(App and web page records)
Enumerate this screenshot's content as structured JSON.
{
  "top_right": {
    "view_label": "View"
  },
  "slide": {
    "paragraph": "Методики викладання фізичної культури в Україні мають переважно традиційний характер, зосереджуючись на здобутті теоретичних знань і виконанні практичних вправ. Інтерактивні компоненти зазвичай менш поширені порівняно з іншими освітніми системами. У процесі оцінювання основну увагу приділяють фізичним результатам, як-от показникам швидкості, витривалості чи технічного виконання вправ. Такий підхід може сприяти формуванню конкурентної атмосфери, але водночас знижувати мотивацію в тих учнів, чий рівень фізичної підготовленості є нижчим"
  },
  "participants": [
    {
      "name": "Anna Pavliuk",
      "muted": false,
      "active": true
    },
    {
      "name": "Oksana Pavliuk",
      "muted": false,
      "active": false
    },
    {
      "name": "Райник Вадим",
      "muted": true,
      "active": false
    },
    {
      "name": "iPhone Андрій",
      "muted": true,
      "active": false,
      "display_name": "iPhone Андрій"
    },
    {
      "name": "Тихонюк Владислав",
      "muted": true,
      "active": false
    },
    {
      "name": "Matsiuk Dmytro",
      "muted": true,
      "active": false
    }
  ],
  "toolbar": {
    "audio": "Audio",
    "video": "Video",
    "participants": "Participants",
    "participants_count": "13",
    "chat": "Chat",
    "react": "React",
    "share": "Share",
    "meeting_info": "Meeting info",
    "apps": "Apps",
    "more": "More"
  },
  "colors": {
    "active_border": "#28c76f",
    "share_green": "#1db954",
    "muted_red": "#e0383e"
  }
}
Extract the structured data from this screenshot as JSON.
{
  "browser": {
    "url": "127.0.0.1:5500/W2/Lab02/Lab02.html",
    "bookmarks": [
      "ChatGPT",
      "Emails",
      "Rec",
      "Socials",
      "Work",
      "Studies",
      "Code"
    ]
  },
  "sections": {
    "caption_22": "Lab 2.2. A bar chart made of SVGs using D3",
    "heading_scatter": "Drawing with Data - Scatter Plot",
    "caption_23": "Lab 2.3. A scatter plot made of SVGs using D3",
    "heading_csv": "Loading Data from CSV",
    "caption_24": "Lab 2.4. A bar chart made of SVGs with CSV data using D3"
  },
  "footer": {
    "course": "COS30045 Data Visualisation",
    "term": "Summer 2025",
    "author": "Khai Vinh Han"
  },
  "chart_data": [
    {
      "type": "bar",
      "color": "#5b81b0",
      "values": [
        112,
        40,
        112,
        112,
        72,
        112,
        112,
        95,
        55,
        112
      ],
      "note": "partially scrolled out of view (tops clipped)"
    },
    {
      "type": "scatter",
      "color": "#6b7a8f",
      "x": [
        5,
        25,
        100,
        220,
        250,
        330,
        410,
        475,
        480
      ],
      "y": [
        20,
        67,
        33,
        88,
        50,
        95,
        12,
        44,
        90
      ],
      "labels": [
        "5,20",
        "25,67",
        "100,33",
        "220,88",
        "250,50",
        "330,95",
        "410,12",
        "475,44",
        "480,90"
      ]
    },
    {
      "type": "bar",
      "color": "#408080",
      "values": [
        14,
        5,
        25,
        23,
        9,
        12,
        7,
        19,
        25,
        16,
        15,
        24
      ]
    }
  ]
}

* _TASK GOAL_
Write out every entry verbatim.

* _ANSWER TO THIS EXERCISE_
Enumerate this screenshot's content as structured JSON.
{
  "top_right": {
    "view_label": "View"
  },
  "slide": {
    "paragraph": "Методики викладання фізичної культури в Україні мають переважно традиційний характер, зосереджуючись на здобутті теоретичних знань і виконанні практичних вправ. Інтерактивні компоненти зазвичай менш поширені порівняно з іншими освітніми системами. У процесі оцінювання основну увагу приділяють фізичним результатам, як-от показникам швидкості, витривалості чи технічного виконання вправ. Такий підхід може сприяти формуванню конкурентної атмосфери, але водночас знижувати мотивацію в тих учнів, чий рівень фізичної підготовленості є нижчим"
  },
  "participants": [
    {
      "name": "Anna Pavliuk",
      "muted": false,
      "active": true
    },
    {
      "name": "Oksana Pavliuk",
      "muted": false,
      "active": false
    },
    {
      "name": "Райник Вадим",
      "muted": true,
      "active": false
    },
    {
      "name": "iPhone Андрій",
      "muted": true,
      "active": false,
      "display_name": "iPhone Андрій"
    },
    {
      "name": "Тихонюк Владислав",
      "muted": true,
      "active": false
    },
    {
      "name": "Matsiuk Dmytro",
      "muted": true,
      "active": false
    }
  ],
  "toolbar": {
    "audio": "Audio",
    "video": "Video",
    "participants": "Participants",
    "participants_count": "13",
    "chat": "Chat",
    "react": "React",
    "share": "Share",
    "meeting_info": "Meeting info",
    "apps": "Apps",
    "more": "More"
  },
  "colors": {
    "active_border": "#28c76f",
    "share_green": "#1db954",
    "muted_red": "#e0383e"
  }
}
Extract the structured data from this screenshot as JSON.
{
  "browser": {
    "url": "127.0.0.1:5500/W2/Lab02/Lab02.html",
    "bookmarks": [
      "ChatGPT",
      "Emails",
      "Rec",
      "Socials",
      "Work",
      "Studies",
      "Code"
    ]
  },
  "sections": {
    "caption_22": "Lab 2.2. A bar chart made of SVGs using D3",
    "heading_scatter": "Drawing with Data - Scatter Plot",
    "caption_23": "Lab 2.3. A scatter plot made of SVGs using D3",
    "heading_csv": "Loading Data from CSV",
    "caption_24": "Lab 2.4. A bar chart made of SVGs with CSV data using D3"
  },
  "footer": {
    "course": "COS30045 Data Visualisation",
    "term": "Summer 2025",
    "author": "Khai Vinh Han"
  },
  "chart_data": [
    {
      "type": "bar",
      "color": "#5b81b0",
      "values": [
        112,
        40,
        112,
        112,
        72,
        112,
        112,
        95,
        55,
        112
      ],
      "note": "partially scrolled out of view (tops clipped)"
    },
    {
      "type": "scatter",
      "color": "#6b7a8f",
      "x": [
        5,
        25,
        100,
        220,
        250,
        330,
        410,
        475,
        480
      ],
      "y": [
        20,
        67,
        33,
        88,
        50,
        95,
        12,
        44,
        90
      ],
      "labels": [
        "5,20",
        "25,67",
        "100,33",
        "220,88",
        "250,50",
        "330,95",
        "410,12",
        "475,44",
        "480,90"
      ]
    },
    {
      "type": "bar",
      "color": "#408080",
      "values": [
        14,
        5,
        25,
        23,
        9,
        12,
        7,
        19,
        25,
        16,
        15,
        24
      ]
    }
  ]
}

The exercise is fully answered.